      It warn’t very cheerful at breakfast. Aunt Sally she looked old and tired and let the children snarl and fuss at one another and didn’t seem to notice it was going on, which wasn’t her usual style; me and Tom had a plenty to think about without talking; Benny she looked like she hadn’t had much sleep, and whenever she’d lift her head a little and steal a look towards her father you could see there was tears in her eyes; and as for the old man his things stayed on his plate and got cold without him knowing they...

    • CHAPTER 9
      (pp. 149-154)

      In the next two or three days Dummy he got to be powerful popular. He went associating around with the neighbors, and they made much of him and was proud to have such a rattling curiosity amongst them. They had him to breakfast, they had him to dinner, they had him to supper; they kept him loaded up with hog and hominy, and warn’t ever tired staring at him and wondering over him, and wishing they knowed more about him he was so uncommon and romantic. His signs warn’t no good; people couldn’t understand them and he prob’ly couldn’t himself,...

    • CHAPTER 10
      (pp. 155-157)

      Them awful words froze us solid. We couldn’t move hand or foot for as much as a half a minute. Then we kind of come to, and lifted the old man up and got him into his chair, and Benny petted him and kissed him and tried to comfort him, and poor old aunt Sally she done the same; but poor things they was so broke up and scared and knocked out of their right minds that they didn’t hardly know what they was about.
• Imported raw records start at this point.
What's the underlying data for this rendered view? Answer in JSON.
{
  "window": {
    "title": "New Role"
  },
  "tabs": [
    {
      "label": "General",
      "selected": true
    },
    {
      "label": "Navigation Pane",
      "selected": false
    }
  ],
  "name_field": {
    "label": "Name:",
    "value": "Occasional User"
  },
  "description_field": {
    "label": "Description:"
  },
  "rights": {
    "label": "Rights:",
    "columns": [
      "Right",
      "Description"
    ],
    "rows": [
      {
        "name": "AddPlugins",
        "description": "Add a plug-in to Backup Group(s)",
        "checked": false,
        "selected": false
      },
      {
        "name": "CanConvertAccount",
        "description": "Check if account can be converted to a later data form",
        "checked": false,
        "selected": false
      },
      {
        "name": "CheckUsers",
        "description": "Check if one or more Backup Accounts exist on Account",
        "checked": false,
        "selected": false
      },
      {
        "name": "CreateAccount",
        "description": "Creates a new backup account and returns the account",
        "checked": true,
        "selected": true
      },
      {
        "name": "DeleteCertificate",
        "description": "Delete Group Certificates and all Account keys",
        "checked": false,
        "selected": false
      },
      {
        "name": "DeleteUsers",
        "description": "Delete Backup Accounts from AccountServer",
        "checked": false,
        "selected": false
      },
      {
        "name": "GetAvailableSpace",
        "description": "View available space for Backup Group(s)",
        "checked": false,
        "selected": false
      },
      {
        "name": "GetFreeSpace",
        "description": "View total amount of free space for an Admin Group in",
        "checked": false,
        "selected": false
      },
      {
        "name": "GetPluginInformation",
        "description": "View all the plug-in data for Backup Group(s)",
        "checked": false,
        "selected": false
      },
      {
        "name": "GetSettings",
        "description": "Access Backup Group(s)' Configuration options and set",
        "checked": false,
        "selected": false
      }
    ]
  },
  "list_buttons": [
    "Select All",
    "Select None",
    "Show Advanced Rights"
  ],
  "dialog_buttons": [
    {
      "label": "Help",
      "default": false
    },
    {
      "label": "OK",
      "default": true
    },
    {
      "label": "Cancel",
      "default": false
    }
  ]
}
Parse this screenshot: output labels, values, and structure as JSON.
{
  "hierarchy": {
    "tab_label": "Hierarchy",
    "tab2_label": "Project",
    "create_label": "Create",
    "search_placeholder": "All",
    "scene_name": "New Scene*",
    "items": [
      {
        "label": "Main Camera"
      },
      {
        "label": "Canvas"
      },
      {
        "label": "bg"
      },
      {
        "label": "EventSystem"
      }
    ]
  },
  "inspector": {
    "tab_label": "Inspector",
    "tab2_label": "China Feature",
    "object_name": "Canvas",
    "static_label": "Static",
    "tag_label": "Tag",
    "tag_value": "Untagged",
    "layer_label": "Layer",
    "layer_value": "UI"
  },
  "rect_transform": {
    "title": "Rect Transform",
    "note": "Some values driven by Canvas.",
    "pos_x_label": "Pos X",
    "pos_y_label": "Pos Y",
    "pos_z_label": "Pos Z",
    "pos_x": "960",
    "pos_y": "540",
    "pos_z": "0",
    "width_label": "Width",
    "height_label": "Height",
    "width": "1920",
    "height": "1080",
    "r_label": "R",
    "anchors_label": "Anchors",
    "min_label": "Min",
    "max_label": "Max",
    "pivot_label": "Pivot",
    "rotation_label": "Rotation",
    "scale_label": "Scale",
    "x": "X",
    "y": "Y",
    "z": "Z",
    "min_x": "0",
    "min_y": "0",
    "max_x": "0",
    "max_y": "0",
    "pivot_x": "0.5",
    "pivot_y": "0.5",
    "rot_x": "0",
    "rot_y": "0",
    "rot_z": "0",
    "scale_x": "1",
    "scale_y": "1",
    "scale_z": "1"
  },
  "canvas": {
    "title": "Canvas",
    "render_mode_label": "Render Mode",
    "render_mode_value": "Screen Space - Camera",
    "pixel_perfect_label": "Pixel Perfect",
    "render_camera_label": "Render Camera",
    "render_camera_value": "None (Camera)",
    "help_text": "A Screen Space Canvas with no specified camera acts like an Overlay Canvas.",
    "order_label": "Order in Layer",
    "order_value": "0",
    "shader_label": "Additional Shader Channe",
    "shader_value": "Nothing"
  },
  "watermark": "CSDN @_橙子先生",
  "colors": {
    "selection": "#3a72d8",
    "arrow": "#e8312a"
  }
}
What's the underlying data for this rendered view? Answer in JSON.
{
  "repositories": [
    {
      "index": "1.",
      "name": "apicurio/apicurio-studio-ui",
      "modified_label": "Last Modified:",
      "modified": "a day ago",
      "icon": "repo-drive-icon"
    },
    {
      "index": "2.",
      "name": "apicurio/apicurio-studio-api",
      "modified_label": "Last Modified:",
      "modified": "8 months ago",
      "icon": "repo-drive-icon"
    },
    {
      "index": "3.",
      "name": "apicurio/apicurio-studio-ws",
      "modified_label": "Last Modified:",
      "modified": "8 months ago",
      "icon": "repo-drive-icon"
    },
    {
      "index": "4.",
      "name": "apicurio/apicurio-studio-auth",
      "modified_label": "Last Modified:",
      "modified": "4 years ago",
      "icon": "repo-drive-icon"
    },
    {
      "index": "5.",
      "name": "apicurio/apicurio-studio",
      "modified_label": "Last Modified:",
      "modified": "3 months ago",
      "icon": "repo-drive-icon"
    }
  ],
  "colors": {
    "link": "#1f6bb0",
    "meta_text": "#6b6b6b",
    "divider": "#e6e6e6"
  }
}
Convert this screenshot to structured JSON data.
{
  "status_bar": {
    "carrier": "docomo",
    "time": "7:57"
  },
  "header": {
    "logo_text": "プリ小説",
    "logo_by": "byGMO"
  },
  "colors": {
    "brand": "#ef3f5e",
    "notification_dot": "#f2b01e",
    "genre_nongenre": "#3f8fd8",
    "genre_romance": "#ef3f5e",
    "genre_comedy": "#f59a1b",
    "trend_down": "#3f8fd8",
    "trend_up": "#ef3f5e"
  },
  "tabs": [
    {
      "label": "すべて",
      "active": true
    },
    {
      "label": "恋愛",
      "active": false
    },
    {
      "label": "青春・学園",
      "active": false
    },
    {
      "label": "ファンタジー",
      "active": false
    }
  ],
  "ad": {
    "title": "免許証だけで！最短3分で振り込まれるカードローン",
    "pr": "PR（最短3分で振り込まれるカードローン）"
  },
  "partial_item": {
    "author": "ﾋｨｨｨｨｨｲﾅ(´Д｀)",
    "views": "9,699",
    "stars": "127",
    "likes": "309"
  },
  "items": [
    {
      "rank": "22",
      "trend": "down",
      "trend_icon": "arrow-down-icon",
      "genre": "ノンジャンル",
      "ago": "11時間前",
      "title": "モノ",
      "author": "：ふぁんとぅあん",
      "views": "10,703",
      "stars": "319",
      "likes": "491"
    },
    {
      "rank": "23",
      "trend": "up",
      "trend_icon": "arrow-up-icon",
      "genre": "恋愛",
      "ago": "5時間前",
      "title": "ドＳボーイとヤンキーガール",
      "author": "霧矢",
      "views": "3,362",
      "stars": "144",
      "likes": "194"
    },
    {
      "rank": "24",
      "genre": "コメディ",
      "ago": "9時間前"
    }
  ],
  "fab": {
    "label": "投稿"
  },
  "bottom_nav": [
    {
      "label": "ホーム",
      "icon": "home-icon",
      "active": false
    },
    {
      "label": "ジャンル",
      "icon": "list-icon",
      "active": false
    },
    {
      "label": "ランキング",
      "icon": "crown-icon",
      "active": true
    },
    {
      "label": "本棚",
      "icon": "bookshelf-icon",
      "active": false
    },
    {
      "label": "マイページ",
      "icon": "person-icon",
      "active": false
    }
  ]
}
With Tom it was awful; it most petrified him to think maybe he had got...

    • CHAPTER 11
      (pp. 158-177)

      Well, that was a hard month on us all. Poor Benny, she kept up the best she could, and me and Tom tried to keep things cheerful there at the house, but it kind of went for nothing, as you may say. It was the same up at the jail. We went up every day to see the old people, but it was awful dreary, because the old man warn’t sleeping much, and was walking in his sleep considerable, and so he got to looking fagged and miserable, and his mind got shaky, and we all got afraid his troubles...

  7. EXPLANATORY NOTES
    (pp. 178-187)
  8. NOTE ON THE TEXTS
    (pp. 188-193)
    Robert H. Hirst
  9. Back Matter
    (pp. 194-194)